# EXERCISE DETAILS:
Scan the records and identify every line in which the string "this" occurs, then return those lines.

# SOURCE INFORMATION:
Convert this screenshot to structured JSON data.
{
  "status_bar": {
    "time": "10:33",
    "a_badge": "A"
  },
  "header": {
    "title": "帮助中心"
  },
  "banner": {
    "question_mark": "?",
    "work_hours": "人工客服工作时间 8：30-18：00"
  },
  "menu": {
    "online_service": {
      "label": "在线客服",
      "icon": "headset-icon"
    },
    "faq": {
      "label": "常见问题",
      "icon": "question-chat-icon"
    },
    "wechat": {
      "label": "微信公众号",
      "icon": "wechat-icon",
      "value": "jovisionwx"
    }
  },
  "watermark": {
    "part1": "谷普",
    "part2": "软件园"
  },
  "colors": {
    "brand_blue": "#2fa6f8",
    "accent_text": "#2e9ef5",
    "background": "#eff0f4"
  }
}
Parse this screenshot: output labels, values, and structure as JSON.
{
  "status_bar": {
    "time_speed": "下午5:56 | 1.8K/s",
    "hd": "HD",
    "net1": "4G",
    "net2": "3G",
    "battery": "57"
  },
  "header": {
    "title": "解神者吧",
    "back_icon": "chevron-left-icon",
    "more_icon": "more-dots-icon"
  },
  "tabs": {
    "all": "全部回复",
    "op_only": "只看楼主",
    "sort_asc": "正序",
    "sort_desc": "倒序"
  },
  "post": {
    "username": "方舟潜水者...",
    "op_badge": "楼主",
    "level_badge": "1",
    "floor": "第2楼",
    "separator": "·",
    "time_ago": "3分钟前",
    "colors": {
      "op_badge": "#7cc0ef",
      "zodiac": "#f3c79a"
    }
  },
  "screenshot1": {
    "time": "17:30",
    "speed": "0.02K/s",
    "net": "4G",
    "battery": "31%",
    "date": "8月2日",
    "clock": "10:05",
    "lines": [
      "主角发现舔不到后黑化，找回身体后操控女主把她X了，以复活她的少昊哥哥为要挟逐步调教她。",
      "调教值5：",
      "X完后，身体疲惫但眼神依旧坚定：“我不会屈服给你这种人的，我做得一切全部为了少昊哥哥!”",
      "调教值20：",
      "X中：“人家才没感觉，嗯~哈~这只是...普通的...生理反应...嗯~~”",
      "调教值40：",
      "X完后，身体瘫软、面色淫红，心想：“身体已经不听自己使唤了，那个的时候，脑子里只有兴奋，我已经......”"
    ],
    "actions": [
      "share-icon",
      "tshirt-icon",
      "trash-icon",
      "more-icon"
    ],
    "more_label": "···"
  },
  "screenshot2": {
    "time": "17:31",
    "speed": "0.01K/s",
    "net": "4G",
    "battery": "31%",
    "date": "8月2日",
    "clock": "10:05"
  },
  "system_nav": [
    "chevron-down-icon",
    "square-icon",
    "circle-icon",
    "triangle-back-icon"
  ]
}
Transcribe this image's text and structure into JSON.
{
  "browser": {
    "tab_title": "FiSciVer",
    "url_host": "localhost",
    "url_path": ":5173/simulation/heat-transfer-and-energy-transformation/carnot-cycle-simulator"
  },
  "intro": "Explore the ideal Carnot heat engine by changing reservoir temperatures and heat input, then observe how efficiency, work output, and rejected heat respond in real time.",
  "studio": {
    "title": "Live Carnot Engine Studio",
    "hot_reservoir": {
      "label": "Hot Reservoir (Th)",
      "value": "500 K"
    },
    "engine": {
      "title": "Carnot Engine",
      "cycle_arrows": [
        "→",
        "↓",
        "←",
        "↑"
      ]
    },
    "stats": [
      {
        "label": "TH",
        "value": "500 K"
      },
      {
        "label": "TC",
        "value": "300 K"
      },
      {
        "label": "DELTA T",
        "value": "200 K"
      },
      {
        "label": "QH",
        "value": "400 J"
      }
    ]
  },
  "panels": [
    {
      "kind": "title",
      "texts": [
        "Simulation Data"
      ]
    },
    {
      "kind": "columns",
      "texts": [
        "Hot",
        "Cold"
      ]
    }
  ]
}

# WRITTEN REPLY:
Convert this screenshot to structured JSON data.
Parse this screenshot: output labels, values, and structure as JSON.
Transcribe this image's text and structure into JSON.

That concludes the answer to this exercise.